After reviewing the candidate’s application, our staff will then either invite the candidate in for an interview or deny the application. The interview is conducted by an active duty member of our staff in order to evaluate the candidate’s maturity, confidence, knowledge of the military, and career goals.
Once all interviews are completed candidates are then evaluated against each other and invitations or denials are sent to the candidates.
If a candidate is accepted they are required to go to their family physician to complete a sports physical clearing them for physical activity prior to starting the program. During candidate orientation new midshipmen will be required to perform a Navy physical fitness test. Unsatisfactory results during this test will result in the candidate’s invitation to the college program to be withdrawn.

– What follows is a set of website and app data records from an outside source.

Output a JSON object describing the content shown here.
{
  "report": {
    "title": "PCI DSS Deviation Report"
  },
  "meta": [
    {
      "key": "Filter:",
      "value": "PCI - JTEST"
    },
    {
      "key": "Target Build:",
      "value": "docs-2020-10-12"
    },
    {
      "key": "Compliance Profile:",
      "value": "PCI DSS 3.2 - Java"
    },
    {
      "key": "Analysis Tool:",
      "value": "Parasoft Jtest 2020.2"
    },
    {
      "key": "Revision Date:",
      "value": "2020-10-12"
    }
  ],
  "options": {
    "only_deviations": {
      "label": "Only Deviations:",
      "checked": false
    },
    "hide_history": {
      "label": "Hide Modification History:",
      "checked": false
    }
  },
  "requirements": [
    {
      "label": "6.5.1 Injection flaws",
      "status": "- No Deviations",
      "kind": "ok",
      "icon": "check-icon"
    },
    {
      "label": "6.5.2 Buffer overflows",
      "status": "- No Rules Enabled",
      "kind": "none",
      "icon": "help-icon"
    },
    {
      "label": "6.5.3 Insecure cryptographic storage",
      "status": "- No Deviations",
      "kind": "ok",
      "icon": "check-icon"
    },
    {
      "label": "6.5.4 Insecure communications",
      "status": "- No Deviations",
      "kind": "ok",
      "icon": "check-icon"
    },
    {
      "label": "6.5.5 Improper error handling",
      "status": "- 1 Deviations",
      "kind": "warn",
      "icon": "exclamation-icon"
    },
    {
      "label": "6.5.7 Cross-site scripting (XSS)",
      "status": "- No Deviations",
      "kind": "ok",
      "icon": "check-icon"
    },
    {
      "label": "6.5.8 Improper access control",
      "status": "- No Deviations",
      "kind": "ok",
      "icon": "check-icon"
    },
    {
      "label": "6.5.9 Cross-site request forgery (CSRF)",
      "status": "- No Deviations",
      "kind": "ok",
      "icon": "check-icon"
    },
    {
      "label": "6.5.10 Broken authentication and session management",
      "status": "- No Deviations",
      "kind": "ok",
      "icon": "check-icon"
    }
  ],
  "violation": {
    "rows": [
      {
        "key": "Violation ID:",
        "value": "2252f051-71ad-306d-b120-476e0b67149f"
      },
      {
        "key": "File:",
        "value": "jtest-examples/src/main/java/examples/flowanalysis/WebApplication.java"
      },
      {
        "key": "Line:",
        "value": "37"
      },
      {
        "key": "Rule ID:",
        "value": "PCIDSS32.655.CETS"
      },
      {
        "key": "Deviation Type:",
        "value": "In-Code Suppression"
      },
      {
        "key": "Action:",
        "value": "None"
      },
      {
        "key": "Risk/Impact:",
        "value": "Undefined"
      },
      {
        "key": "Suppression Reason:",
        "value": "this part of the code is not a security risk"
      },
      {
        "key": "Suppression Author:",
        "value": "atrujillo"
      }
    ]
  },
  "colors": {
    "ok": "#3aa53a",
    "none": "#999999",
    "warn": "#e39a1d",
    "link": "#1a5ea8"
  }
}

When do college program midshipmen become eligible to apply for scholarships?
At the end of each academic year, college program midshipmen are submitted for a 3 or 2 year scholarship. If awarded, the 3 or 2 year scholarship provides the same benefits as the 4 year national scholarship for the specified period of time. Candidates for these scholarships are evaluated based on the same criteria as the 4 year scholarship students with college GPA and performance as a midshipman playing a huge factor.
Freshmen in college (provided they have achieved less then 30 college credit hours) are eligible to re-apply for the National 4-year Scholarship even if they were previously denied!
What happens if a college program midshipmen is never awarded a scholarship?
All college program students must either be on scholarship or be accepted into the ‘advanced’ college program by the start of their Junior year in school. If not, then the student is required to be dis-enrolled from NROTC. Students in the advanced college program do not receive tuition benefits but do receive a monthly stipend and participate in one summer of training before graduation. Advanced college program students have the same active duty obligation as scholarship students.